BEIRUT (Reuters) – New satellite images show fields, orchards and olive groves burning in northwest Syria, where the army has waged an assault against rebels in their last major stronghold.
Government air strikes, backed by Russia, have focussed on the south of Idlib province and nearby parts of Hama, uprooting nearly 250,000 people. The bombing has killed 229 civilians and injured 727 others, according to the UOSSM medical charity.
In the photos by satellite imagery provider DigitalGlobe Inc, plumes of dark smoke rise from the countryside around al-Habeet village in Idlib and the small town of Kafr Nabouda in Hama.
The before and after images, collected at the start and end of last week, show patches of scorched earth, fields blackened by fire, and clusters of destroyed buildings. Some of the fires appear to be still burning.
The civil defence in the northwest, a rescue service in opposition territory, said on Monday that government warplanes had been pounding crop fields in Idlib, setting them on fire.
Syrian state news agency SANA said on Tuesday that militants had shelled villages in the northern Hama countryside, damaging houses and burning wheat fields.
While al-Habeet is in the hands of insurgents, government forces recaptured Kafr Nabouda on Sunday, the third time it changed hands in the latest fighting. State media said the army seized it from Tahrir al-Sham, formerly the Nusra Front until it broke away from al Qaeda.
The army onslaught in the northwest over the past month marks the most intense escalation between President Bashar al-Assad and his insurgent enemies since last summer.

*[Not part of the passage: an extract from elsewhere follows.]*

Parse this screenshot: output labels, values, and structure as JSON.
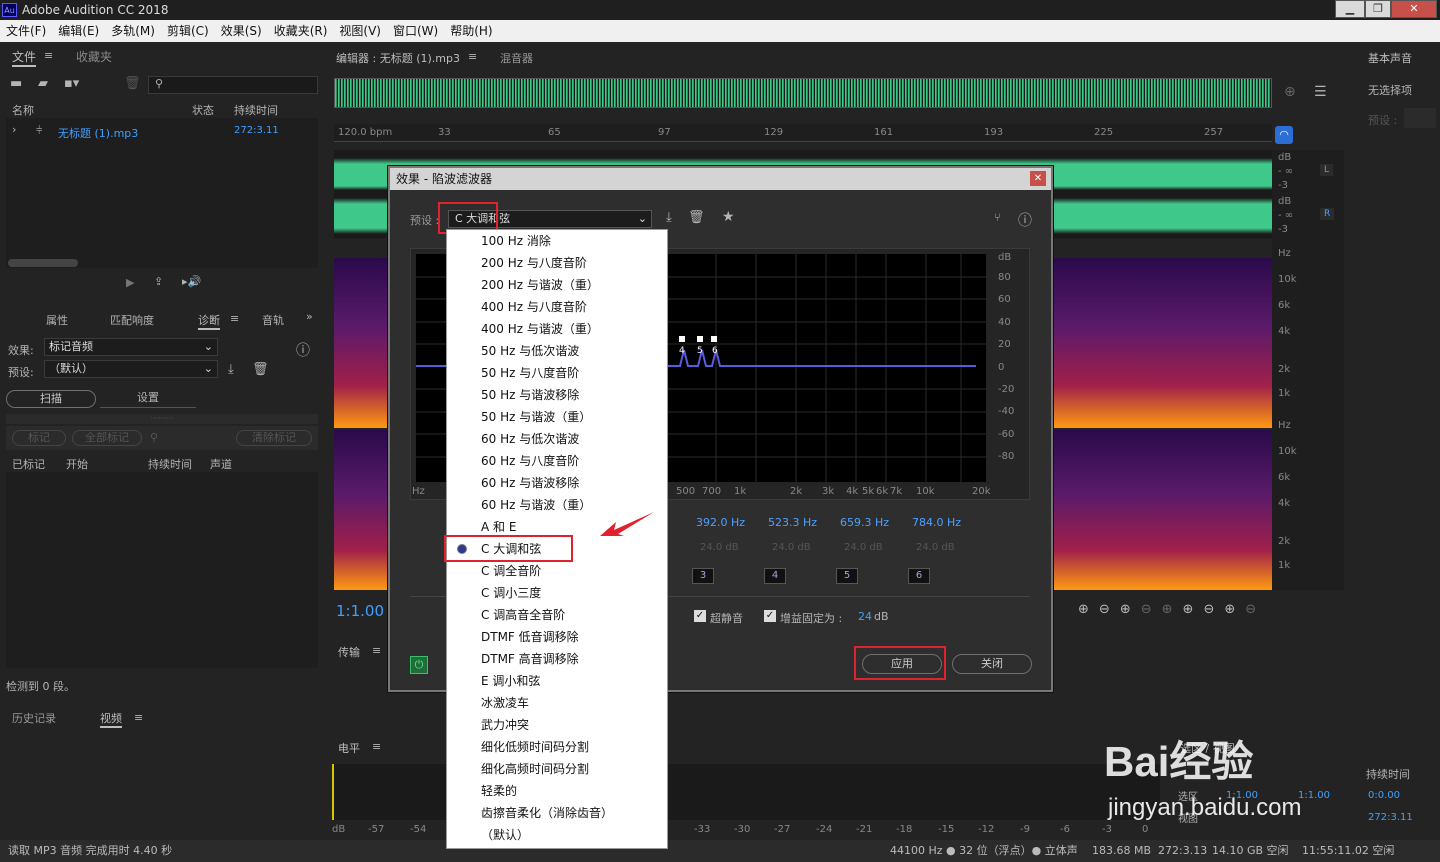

(Additional reporting by Ellen Francis in Beirut and Khalil Ashawi in Syria; Editing by Frances Kerry)